** YOUR GOAL **
Can you give all the records again without altering a single character?

(Records from a data collection)
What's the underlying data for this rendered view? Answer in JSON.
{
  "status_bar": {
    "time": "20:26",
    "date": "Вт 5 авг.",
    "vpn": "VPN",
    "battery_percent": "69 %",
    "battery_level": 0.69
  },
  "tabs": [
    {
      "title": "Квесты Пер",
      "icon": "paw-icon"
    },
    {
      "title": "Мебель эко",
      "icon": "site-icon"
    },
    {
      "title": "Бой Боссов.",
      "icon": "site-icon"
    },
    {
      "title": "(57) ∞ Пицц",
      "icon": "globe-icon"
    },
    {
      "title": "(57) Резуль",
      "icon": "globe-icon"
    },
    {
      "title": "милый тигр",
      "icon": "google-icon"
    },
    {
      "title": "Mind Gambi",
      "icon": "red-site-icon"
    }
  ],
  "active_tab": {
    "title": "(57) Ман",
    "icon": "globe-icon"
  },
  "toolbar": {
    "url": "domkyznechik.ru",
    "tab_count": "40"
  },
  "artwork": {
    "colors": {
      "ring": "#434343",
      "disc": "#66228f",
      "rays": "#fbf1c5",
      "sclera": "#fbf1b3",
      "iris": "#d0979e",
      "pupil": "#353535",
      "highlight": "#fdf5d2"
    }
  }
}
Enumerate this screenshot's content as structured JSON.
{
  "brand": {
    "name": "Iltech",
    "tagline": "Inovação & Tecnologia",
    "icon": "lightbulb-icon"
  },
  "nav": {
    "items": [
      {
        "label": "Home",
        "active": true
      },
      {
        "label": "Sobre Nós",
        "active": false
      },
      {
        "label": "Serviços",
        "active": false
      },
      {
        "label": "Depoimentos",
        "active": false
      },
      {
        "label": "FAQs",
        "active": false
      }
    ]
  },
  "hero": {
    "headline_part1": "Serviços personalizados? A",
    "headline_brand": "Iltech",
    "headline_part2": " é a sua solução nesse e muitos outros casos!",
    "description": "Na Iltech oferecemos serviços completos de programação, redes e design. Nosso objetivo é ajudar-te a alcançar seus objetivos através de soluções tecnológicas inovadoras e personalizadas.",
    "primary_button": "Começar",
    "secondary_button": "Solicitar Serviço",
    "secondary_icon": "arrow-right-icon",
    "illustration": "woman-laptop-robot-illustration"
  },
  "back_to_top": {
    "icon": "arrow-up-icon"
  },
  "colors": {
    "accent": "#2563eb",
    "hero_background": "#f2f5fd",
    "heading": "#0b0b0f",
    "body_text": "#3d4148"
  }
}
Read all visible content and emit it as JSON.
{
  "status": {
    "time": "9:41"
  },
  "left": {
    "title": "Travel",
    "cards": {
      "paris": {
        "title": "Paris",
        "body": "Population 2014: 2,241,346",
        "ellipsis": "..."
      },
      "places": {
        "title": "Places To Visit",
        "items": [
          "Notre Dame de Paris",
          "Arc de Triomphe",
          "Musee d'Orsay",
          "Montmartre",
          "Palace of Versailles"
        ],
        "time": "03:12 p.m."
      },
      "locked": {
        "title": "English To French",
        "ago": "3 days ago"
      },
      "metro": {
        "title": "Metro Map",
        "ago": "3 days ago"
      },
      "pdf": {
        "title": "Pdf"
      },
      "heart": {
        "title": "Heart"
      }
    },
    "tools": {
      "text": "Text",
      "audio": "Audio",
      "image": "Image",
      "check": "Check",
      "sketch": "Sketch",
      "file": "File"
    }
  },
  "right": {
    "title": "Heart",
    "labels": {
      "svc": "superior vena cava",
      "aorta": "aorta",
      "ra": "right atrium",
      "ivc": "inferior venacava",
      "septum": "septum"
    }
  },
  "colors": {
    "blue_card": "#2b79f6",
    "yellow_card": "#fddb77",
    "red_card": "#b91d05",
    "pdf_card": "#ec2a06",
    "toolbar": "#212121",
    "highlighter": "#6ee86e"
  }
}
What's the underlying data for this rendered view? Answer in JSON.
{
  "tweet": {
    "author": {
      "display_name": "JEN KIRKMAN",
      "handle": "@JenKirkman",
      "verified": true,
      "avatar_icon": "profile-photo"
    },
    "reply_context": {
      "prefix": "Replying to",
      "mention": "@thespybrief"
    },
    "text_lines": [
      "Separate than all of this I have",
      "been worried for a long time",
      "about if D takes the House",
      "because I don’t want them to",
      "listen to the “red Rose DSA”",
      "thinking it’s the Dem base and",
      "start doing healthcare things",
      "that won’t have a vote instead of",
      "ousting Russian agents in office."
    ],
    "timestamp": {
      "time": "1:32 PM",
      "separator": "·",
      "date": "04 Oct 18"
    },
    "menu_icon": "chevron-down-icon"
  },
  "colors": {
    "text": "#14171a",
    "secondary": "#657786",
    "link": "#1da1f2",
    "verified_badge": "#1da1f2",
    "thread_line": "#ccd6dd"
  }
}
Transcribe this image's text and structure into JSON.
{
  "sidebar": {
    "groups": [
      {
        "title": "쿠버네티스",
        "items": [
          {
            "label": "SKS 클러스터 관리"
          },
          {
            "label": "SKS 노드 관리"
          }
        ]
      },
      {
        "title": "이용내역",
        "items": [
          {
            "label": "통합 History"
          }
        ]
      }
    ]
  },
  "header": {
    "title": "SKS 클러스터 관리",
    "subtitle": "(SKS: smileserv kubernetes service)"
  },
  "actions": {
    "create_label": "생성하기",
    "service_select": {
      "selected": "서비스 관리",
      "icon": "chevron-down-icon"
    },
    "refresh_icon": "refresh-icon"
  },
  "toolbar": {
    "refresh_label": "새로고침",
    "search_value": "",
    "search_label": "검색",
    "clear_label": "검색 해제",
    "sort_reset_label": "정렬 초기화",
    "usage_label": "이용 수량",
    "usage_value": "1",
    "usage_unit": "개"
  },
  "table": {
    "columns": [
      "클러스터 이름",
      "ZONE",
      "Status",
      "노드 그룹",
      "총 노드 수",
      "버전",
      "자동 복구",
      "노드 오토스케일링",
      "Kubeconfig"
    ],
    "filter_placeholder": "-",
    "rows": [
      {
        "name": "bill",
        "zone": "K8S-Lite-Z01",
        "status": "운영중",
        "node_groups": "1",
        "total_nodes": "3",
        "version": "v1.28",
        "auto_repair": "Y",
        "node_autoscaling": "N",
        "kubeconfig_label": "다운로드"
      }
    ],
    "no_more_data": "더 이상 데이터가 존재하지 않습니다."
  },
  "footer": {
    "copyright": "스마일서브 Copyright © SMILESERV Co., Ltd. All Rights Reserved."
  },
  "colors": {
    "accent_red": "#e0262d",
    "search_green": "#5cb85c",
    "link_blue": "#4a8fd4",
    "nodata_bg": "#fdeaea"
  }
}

** YOUR SOLUTION **
What's the underlying data for this rendered view? Answer in JSON.
{
  "status_bar": {
    "time": "20:26",
    "date": "Вт 5 авг.",
    "vpn": "VPN",
    "battery_percent": "69 %",
    "battery_level": 0.69
  },
  "tabs": [
    {
      "title": "Квесты Пер",
      "icon": "paw-icon"
    },
    {
      "title": "Мебель эко",
      "icon": "site-icon"
    },
    {
      "title": "Бой Боссов.",
      "icon": "site-icon"
    },
    {
      "title": "(57) ∞ Пицц",
      "icon": "globe-icon"
    },
    {
      "title": "(57) Резуль",
      "icon": "globe-icon"
    },
    {
      "title": "милый тигр",
      "icon": "google-icon"
    },
    {
      "title": "Mind Gambi",
      "icon": "red-site-icon"
    }
  ],
  "active_tab": {
    "title": "(57) Ман",
    "icon": "globe-icon"
  },
  "toolbar": {
    "url": "domkyznechik.ru",
    "tab_count": "40"
  },
  "artwork": {
    "colors": {
      "ring": "#434343",
      "disc": "#66228f",
      "rays": "#fbf1c5",
      "sclera": "#fbf1b3",
      "iris": "#d0979e",
      "pupil": "#353535",
      "highlight": "#fdf5d2"
    }
  }
}
Enumerate this screenshot's content as structured JSON.
{
  "brand": {
    "name": "Iltech",
    "tagline": "Inovação & Tecnologia",
    "icon": "lightbulb-icon"
  },
  "nav": {
    "items": [
      {
        "label": "Home",
        "active": true
      },
      {
        "label": "Sobre Nós",
        "active": false
      },
      {
        "label": "Serviços",
        "active": false
      },
      {
        "label": "Depoimentos",
        "active": false
      },
      {
        "label": "FAQs",
        "active": false
      }
    ]
  },
  "hero": {
    "headline_part1": "Serviços personalizados? A",
    "headline_brand": "Iltech",
    "headline_part2": " é a sua solução nesse e muitos outros casos!",
    "description": "Na Iltech oferecemos serviços completos de programação, redes e design. Nosso objetivo é ajudar-te a alcançar seus objetivos através de soluções tecnológicas inovadoras e personalizadas.",
    "primary_button": "Começar",
    "secondary_button": "Solicitar Serviço",
    "secondary_icon": "arrow-right-icon",
    "illustration": "woman-laptop-robot-illustration"
  },
  "back_to_top": {
    "icon": "arrow-up-icon"
  },
  "colors": {
    "accent": "#2563eb",
    "hero_background": "#f2f5fd",
    "heading": "#0b0b0f",
    "body_text": "#3d4148"
  }
}
Read all visible content and emit it as JSON.
{
  "status": {
    "time": "9:41"
  },
  "left": {
    "title": "Travel",
    "cards": {
      "paris": {
        "title": "Paris",
        "body": "Population 2014: 2,241,346",
        "ellipsis": "..."
      },
      "places": {
        "title": "Places To Visit",
        "items": [
          "Notre Dame de Paris",
          "Arc de Triomphe",
          "Musee d'Orsay",
          "Montmartre",
          "Palace of Versailles"
        ],
        "time": "03:12 p.m."
      },
      "locked": {
        "title": "English To French",
        "ago": "3 days ago"
      },
      "metro": {
        "title": "Metro Map",
        "ago": "3 days ago"
      },
      "pdf": {
        "title": "Pdf"
      },
      "heart": {
        "title": "Heart"
      }
    },
    "tools": {
      "text": "Text",
      "audio": "Audio",
      "image": "Image",
      "check": "Check",
      "sketch": "Sketch",
      "file": "File"
    }
  },
  "right": {
    "title": "Heart",
    "labels": {
      "svc": "superior vena cava",
      "aorta": "aorta",
      "ra": "right atrium",
      "ivc": "inferior venacava",
      "septum": "septum"
    }
  },
  "colors": {
    "blue_card": "#2b79f6",
    "yellow_card": "#fddb77",
    "red_card": "#b91d05",
    "pdf_card": "#ec2a06",
    "toolbar": "#212121",
    "highlighter": "#6ee86e"
  }
}
What's the underlying data for this rendered view? Answer in JSON.
{
  "tweet": {
    "author": {
      "display_name": "JEN KIRKMAN",
      "handle": "@JenKirkman",
      "verified": true,
      "avatar_icon": "profile-photo"
    },
    "reply_context": {
      "prefix": "Replying to",
      "mention": "@thespybrief"
    },
    "text_lines": [
      "Separate than all of this I have",
      "been worried for a long time",
      "about if D takes the House",
      "because I don’t want them to",
      "listen to the “red Rose DSA”",
      "thinking it’s the Dem base and",
      "start doing healthcare things",
      "that won’t have a vote instead of",
      "ousting Russian agents in office."
    ],
    "timestamp": {
      "time": "1:32 PM",
      "separator": "·",
      "date": "04 Oct 18"
    },
    "menu_icon": "chevron-down-icon"
  },
  "colors": {
    "text": "#14171a",
    "secondary": "#657786",
    "link": "#1da1f2",
    "verified_badge": "#1da1f2",
    "thread_line": "#ccd6dd"
  }
}
Transcribe this image's text and structure into JSON.
{
  "sidebar": {
    "groups": [
      {
        "title": "쿠버네티스",
        "items": [
          {
            "label": "SKS 클러스터 관리"
          },
          {
            "label": "SKS 노드 관리"
          }
        ]
      },
      {
        "title": "이용내역",
        "items": [
          {
            "label": "통합 History"
          }
        ]
      }
    ]
  },
  "header": {
    "title": "SKS 클러스터 관리",
    "subtitle": "(SKS: smileserv kubernetes service)"
  },
  "actions": {
    "create_label": "생성하기",
    "service_select": {
      "selected": "서비스 관리",
      "icon": "chevron-down-icon"
    },
    "refresh_icon": "refresh-icon"
  },
  "toolbar": {
    "refresh_label": "새로고침",
    "search_value": "",
    "search_label": "검색",
    "clear_label": "검색 해제",
    "sort_reset_label": "정렬 초기화",
    "usage_label": "이용 수량",
    "usage_value": "1",
    "usage_unit": "개"
  },
  "table": {
    "columns": [
      "클러스터 이름",
      "ZONE",
      "Status",
      "노드 그룹",
      "총 노드 수",
      "버전",
      "자동 복구",
      "노드 오토스케일링",
      "Kubeconfig"
    ],
    "filter_placeholder": "-",
    "rows": [
      {
        "name": "bill",
        "zone": "K8S-Lite-Z01",
        "status": "운영중",
        "node_groups": "1",
        "total_nodes": "3",
        "version": "v1.28",
        "auto_repair": "Y",
        "node_autoscaling": "N",
        "kubeconfig_label": "다운로드"
      }
    ],
    "no_more_data": "더 이상 데이터가 존재하지 않습니다."
  },
  "footer": {
    "copyright": "스마일서브 Copyright © SMILESERV Co., Ltd. All Rights Reserved."
  },
  "colors": {
    "accent_red": "#e0262d",
    "search_green": "#5cb85c",
    "link_blue": "#4a8fd4",
    "nodata_bg": "#fdeaea"
  }
}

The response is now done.